By Richard Gold, poet and Founder of Pongo Publishing Teen Writing Project in Washington state
The Pongo Teen Writing Project is a 17-year-old nonprofit that uses poetry to help youth at juvenile detention and other sites to heal from childhood traumas, such as abuse and neglect. We have also worked with incarcerated adults. Pongo’s authors find great significance in personal writing. Though their poems may be quite sad, the teens feel excited, proud, relieved, and accomplished in this process.
In the paragraphs below I provide more history and background about Pongo. But I would like to begin by extending an offer. Part of Pongo’s current mission is to share and consult on the methods we’ve evolved for therapeutic poetry with distressed populations. If some of you are currently using other art forms, but would like to incorporate poetry, or if some of you are currently developing a new writing project, please feel free to contact us for support. Also, Pongo’s web site has information on our methods, hundreds of example poems, and 50 writing activities that people can complete online and that teachers can download for their own use.
The origins of Pongo go back to the late 70’s, when I created a poetry program at a special school. One day some strangers approached me at a school function. It turned out they were the teens’ therapists. I learned that half the students were patients at a psychiatric clinic, and that these youth were dealing with issues in poetry that they’d had difficulty dealing with in therapy. The clinic hired me, and I worked there for four years, as part of a multidisciplinary team at a psychoanalytically oriented teaching hospital.
Later, in the early 90’s, after a career publishing computer books at Microsoft, I retired and founded Pongo. Pongo’s two principal sites are the juvenile detention center in Seattle (since 1998) and the Washington State psychiatric hospital for children (since 2000). At these sites and others, Pongo has worked with 6,000 youth, published 13 books of youth poetry, given away 13,500 books to youth and others, and talked to over 10,000 people in the community about the lives and poetry of our authors.

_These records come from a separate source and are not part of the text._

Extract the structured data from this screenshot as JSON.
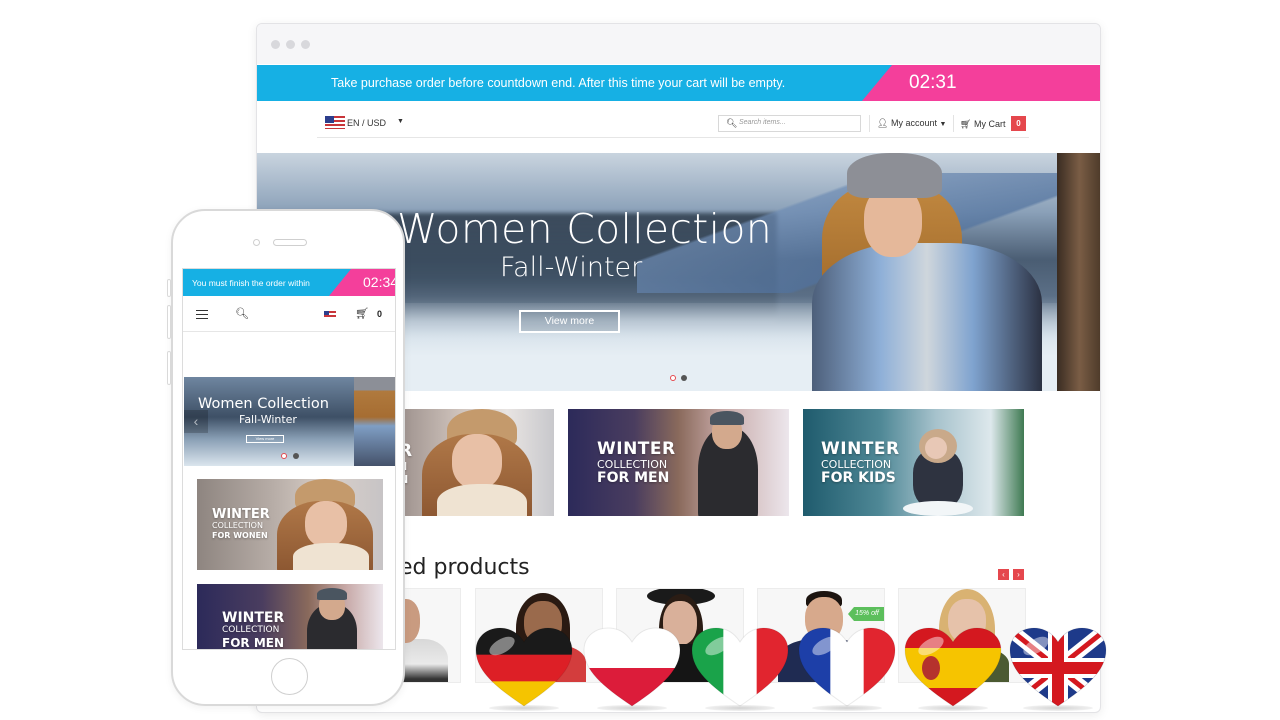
{
  "browser": {
    "countdown": {
      "message": "Take purchase order before countdown end. After this time your cart will be empty.",
      "time": "02:31",
      "colors": {
        "primary": "#16b0e4",
        "accent": "#f43f9b"
      }
    },
    "topnav": {
      "language_currency": "EN / USD",
      "language_icon": "us-flag-icon",
      "search_placeholder": "Search items...",
      "account_label": "My account",
      "cart_label": "My Cart",
      "cart_count": "0"
    },
    "hero": {
      "title": "Women Collection",
      "subtitle": "Fall-Winter",
      "button_label": "View more",
      "slides_total": 2,
      "active_slide": 1
    },
    "banners": [
      {
        "line1": "WINTER",
        "line2": "COLLECTION",
        "line3": "FOR WOMEN",
        "visible_partial": [
          "R",
          "N",
          "N"
        ]
      },
      {
        "line1": "WINTER",
        "line2": "COLLECTION",
        "line3": "FOR MEN"
      },
      {
        "line1": "WINTER",
        "line2": "COLLECTION",
        "line3": "FOR KIDS"
      }
    ],
    "featured": {
      "title_visible": "ed products",
      "prev_label": "‹",
      "next_label": "›",
      "products": [
        {
          "badge": ""
        },
        {
          "badge": ""
        },
        {
          "badge": ""
        },
        {
          "badge": "15% off"
        },
        {
          "badge": ""
        }
      ]
    }
  },
  "phone": {
    "countdown": {
      "message": "You must finish the order within",
      "time": "02:34"
    },
    "nav": {
      "menu_icon": "hamburger-icon",
      "search_icon": "search-icon",
      "flag_icon": "us-flag-icon",
      "cart_icon": "cart-icon",
      "cart_count": "0"
    },
    "hero": {
      "title": "Women Collection",
      "subtitle": "Fall-Winter",
      "button_label": "View more",
      "prev_label": "‹"
    },
    "banners": [
      {
        "line1": "WINTER",
        "line2": "COLLECTION",
        "line3": "FOR WONEN"
      },
      {
        "line1": "WINTER",
        "line2": "COLLECTION",
        "line3": "FOR MEN"
      }
    ]
  },
  "language_hearts": [
    {
      "name": "german-flag-heart",
      "colors": [
        "#1a1a1a",
        "#dd1f26",
        "#f5c400"
      ],
      "layout": "horizontal"
    },
    {
      "name": "polish-flag-heart",
      "colors": [
        "#ffffff",
        "#dc1c3a"
      ],
      "layout": "horizontal"
    },
    {
      "name": "italian-flag-heart",
      "colors": [
        "#1aa34a",
        "#ffffff",
        "#e1252f"
      ],
      "layout": "vertical"
    },
    {
      "name": "french-flag-heart",
      "colors": [
        "#1d3fa8",
        "#ffffff",
        "#e1252f"
      ],
      "layout": "vertical"
    },
    {
      "name": "spanish-flag-heart",
      "colors": [
        "#d4181f",
        "#f6c400",
        "#d4181f"
      ],
      "layout": "horizontal-spain"
    },
    {
      "name": "uk-flag-heart",
      "colors": [
        "#1e3a8a",
        "#ffffff",
        "#d4181f"
      ],
      "layout": "union-jack"
    }
  ]
}
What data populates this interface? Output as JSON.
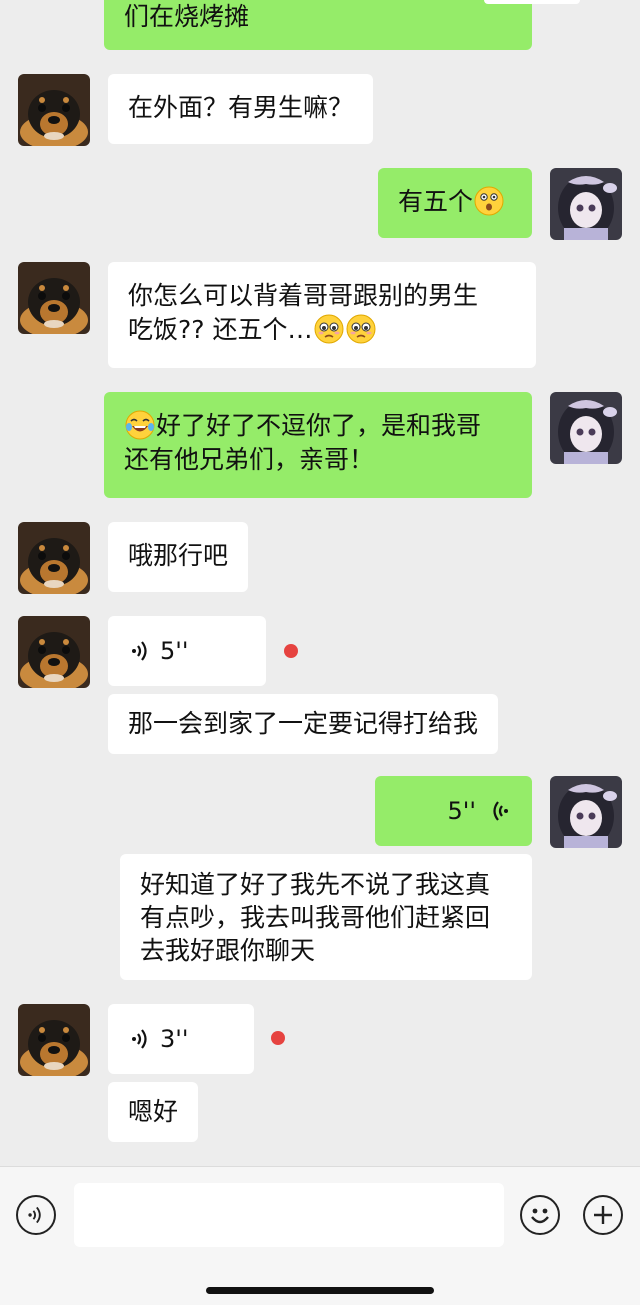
{
  "chat": {
    "partial_top_text": "们在烧烤摊",
    "msg_outside": "在外面？有男生嘛？",
    "msg_five": "有五个",
    "msg_how_line1": "你怎么可以背着哥哥跟别的男生",
    "msg_how_line2": "吃饭?? 还五个…",
    "msg_ok_line1": "好了好了不逗你了，是和我哥",
    "msg_ok_line2": "还有他兄弟们，亲哥！",
    "msg_fine": "哦那行吧",
    "voice_left_1": "5''",
    "msg_call": "那一会到家了一定要记得打给我",
    "voice_right_1": "5''",
    "msg_know_line1": "好知道了好了我先不说了我这真",
    "msg_know_line2": "有点吵，我去叫我哥他们赶紧回",
    "msg_know_line3": "去我好跟你聊天",
    "voice_left_2": "3''",
    "msg_good": "嗯好"
  },
  "input": {
    "value": ""
  },
  "icons": {
    "voice_toggle": "voice-icon",
    "emoji": "emoji-icon",
    "plus": "plus-icon"
  },
  "colors": {
    "background": "#ededed",
    "bubble_sent": "#95ec69",
    "bubble_received": "#ffffff",
    "unread_dot": "#e64340"
  }
}
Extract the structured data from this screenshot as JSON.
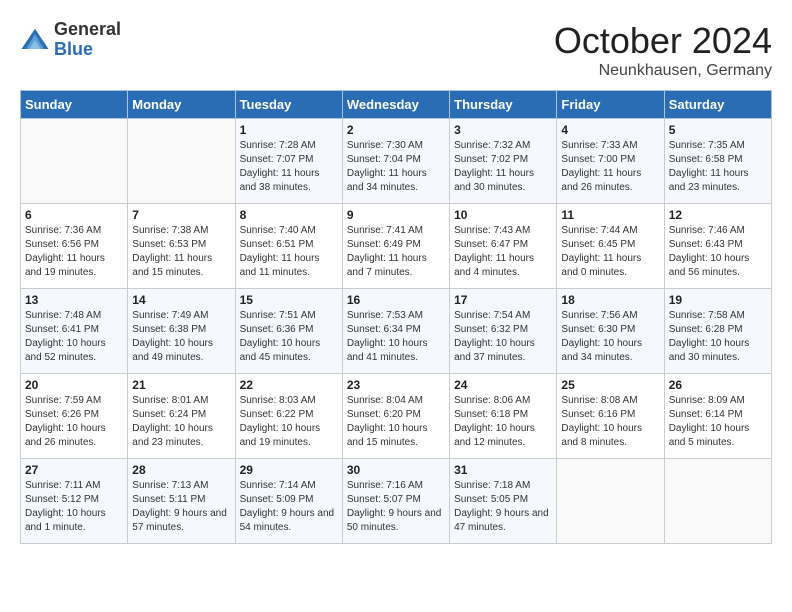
{
  "header": {
    "logo_general": "General",
    "logo_blue": "Blue",
    "month_title": "October 2024",
    "subtitle": "Neunkhausen, Germany"
  },
  "weekdays": [
    "Sunday",
    "Monday",
    "Tuesday",
    "Wednesday",
    "Thursday",
    "Friday",
    "Saturday"
  ],
  "weeks": [
    [
      {
        "day": "",
        "info": ""
      },
      {
        "day": "",
        "info": ""
      },
      {
        "day": "1",
        "info": "Sunrise: 7:28 AM\nSunset: 7:07 PM\nDaylight: 11 hours and 38 minutes."
      },
      {
        "day": "2",
        "info": "Sunrise: 7:30 AM\nSunset: 7:04 PM\nDaylight: 11 hours and 34 minutes."
      },
      {
        "day": "3",
        "info": "Sunrise: 7:32 AM\nSunset: 7:02 PM\nDaylight: 11 hours and 30 minutes."
      },
      {
        "day": "4",
        "info": "Sunrise: 7:33 AM\nSunset: 7:00 PM\nDaylight: 11 hours and 26 minutes."
      },
      {
        "day": "5",
        "info": "Sunrise: 7:35 AM\nSunset: 6:58 PM\nDaylight: 11 hours and 23 minutes."
      }
    ],
    [
      {
        "day": "6",
        "info": "Sunrise: 7:36 AM\nSunset: 6:56 PM\nDaylight: 11 hours and 19 minutes."
      },
      {
        "day": "7",
        "info": "Sunrise: 7:38 AM\nSunset: 6:53 PM\nDaylight: 11 hours and 15 minutes."
      },
      {
        "day": "8",
        "info": "Sunrise: 7:40 AM\nSunset: 6:51 PM\nDaylight: 11 hours and 11 minutes."
      },
      {
        "day": "9",
        "info": "Sunrise: 7:41 AM\nSunset: 6:49 PM\nDaylight: 11 hours and 7 minutes."
      },
      {
        "day": "10",
        "info": "Sunrise: 7:43 AM\nSunset: 6:47 PM\nDaylight: 11 hours and 4 minutes."
      },
      {
        "day": "11",
        "info": "Sunrise: 7:44 AM\nSunset: 6:45 PM\nDaylight: 11 hours and 0 minutes."
      },
      {
        "day": "12",
        "info": "Sunrise: 7:46 AM\nSunset: 6:43 PM\nDaylight: 10 hours and 56 minutes."
      }
    ],
    [
      {
        "day": "13",
        "info": "Sunrise: 7:48 AM\nSunset: 6:41 PM\nDaylight: 10 hours and 52 minutes."
      },
      {
        "day": "14",
        "info": "Sunrise: 7:49 AM\nSunset: 6:38 PM\nDaylight: 10 hours and 49 minutes."
      },
      {
        "day": "15",
        "info": "Sunrise: 7:51 AM\nSunset: 6:36 PM\nDaylight: 10 hours and 45 minutes."
      },
      {
        "day": "16",
        "info": "Sunrise: 7:53 AM\nSunset: 6:34 PM\nDaylight: 10 hours and 41 minutes."
      },
      {
        "day": "17",
        "info": "Sunrise: 7:54 AM\nSunset: 6:32 PM\nDaylight: 10 hours and 37 minutes."
      },
      {
        "day": "18",
        "info": "Sunrise: 7:56 AM\nSunset: 6:30 PM\nDaylight: 10 hours and 34 minutes."
      },
      {
        "day": "19",
        "info": "Sunrise: 7:58 AM\nSunset: 6:28 PM\nDaylight: 10 hours and 30 minutes."
      }
    ],
    [
      {
        "day": "20",
        "info": "Sunrise: 7:59 AM\nSunset: 6:26 PM\nDaylight: 10 hours and 26 minutes."
      },
      {
        "day": "21",
        "info": "Sunrise: 8:01 AM\nSunset: 6:24 PM\nDaylight: 10 hours and 23 minutes."
      },
      {
        "day": "22",
        "info": "Sunrise: 8:03 AM\nSunset: 6:22 PM\nDaylight: 10 hours and 19 minutes."
      },
      {
        "day": "23",
        "info": "Sunrise: 8:04 AM\nSunset: 6:20 PM\nDaylight: 10 hours and 15 minutes."
      },
      {
        "day": "24",
        "info": "Sunrise: 8:06 AM\nSunset: 6:18 PM\nDaylight: 10 hours and 12 minutes."
      },
      {
        "day": "25",
        "info": "Sunrise: 8:08 AM\nSunset: 6:16 PM\nDaylight: 10 hours and 8 minutes."
      },
      {
        "day": "26",
        "info": "Sunrise: 8:09 AM\nSunset: 6:14 PM\nDaylight: 10 hours and 5 minutes."
      }
    ],
    [
      {
        "day": "27",
        "info": "Sunrise: 7:11 AM\nSunset: 5:12 PM\nDaylight: 10 hours and 1 minute."
      },
      {
        "day": "28",
        "info": "Sunrise: 7:13 AM\nSunset: 5:11 PM\nDaylight: 9 hours and 57 minutes."
      },
      {
        "day": "29",
        "info": "Sunrise: 7:14 AM\nSunset: 5:09 PM\nDaylight: 9 hours and 54 minutes."
      },
      {
        "day": "30",
        "info": "Sunrise: 7:16 AM\nSunset: 5:07 PM\nDaylight: 9 hours and 50 minutes."
      },
      {
        "day": "31",
        "info": "Sunrise: 7:18 AM\nSunset: 5:05 PM\nDaylight: 9 hours and 47 minutes."
      },
      {
        "day": "",
        "info": ""
      },
      {
        "day": "",
        "info": ""
      }
    ]
  ]
}
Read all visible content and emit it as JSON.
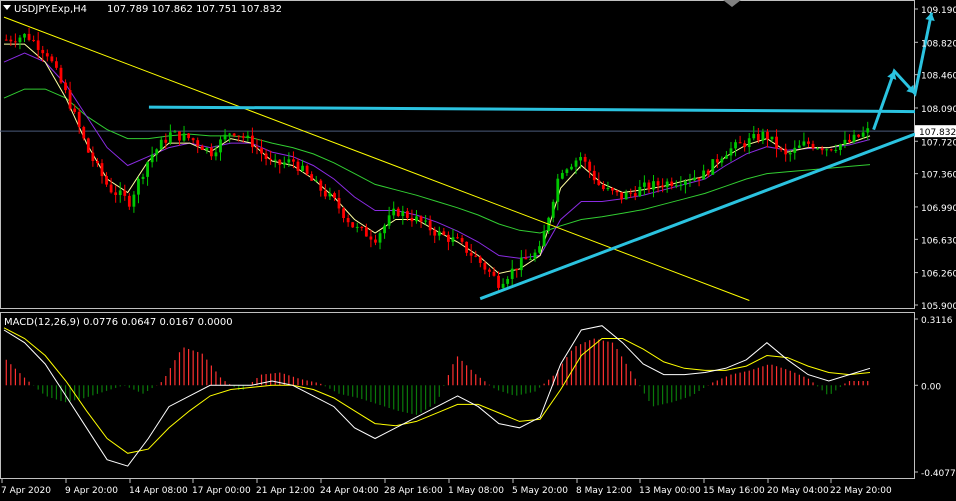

In addition to the personal and transformative poems themselves, which can be read on our web site, another indicator of Pongo’s wonderful effect is the result of 574 surveys of our authors: 100% enjoyed writing, 99% were proud of their writing, 72% wrote about things they don’t normally talk about, 88% learned about writing, 76% learned about themselves, 82% felt better after writing, and 94% expected to write more in the future. Importantly, one-third of Pongo’s authors had never written before or hardly at all.
How does Pongo realize its mission? We believe the creative process flows naturally, like water flowing downhill, but that varying types of support may be required to start that flow. To begin, we try to be good listeners, to understand the complexity of people’s emotional issues, and to accept people’s strong feelings. We ask people to “Write from the heart about who you are.” We say that “Honesty is the most important quality of good writing.”
Then, to initiate the creative process for our authors, we offer support in the form of structured writing activities on relevant themes (for example, a fill-in-the-blank poem in the form of a letter to a missing parent). Importantly, we create these structures and themes so that they are non-intrusive and flexible, respecting the teens’ vulnerabilities.
Ultimately, Pongo’s primary purpose is to help our authors understand their feelings, build self-esteem, and take better control over their lives. The original feedback that I received in the 70’s, that teens are writing about things that they’ve had difficulty talking about before, is feedback I receive from therapists at the psychiatric hospital today.
We love what we do and would be happy to talk further with you. I think you’ll appreciate a recent TV story about our work in juvenile detention. Best wishes.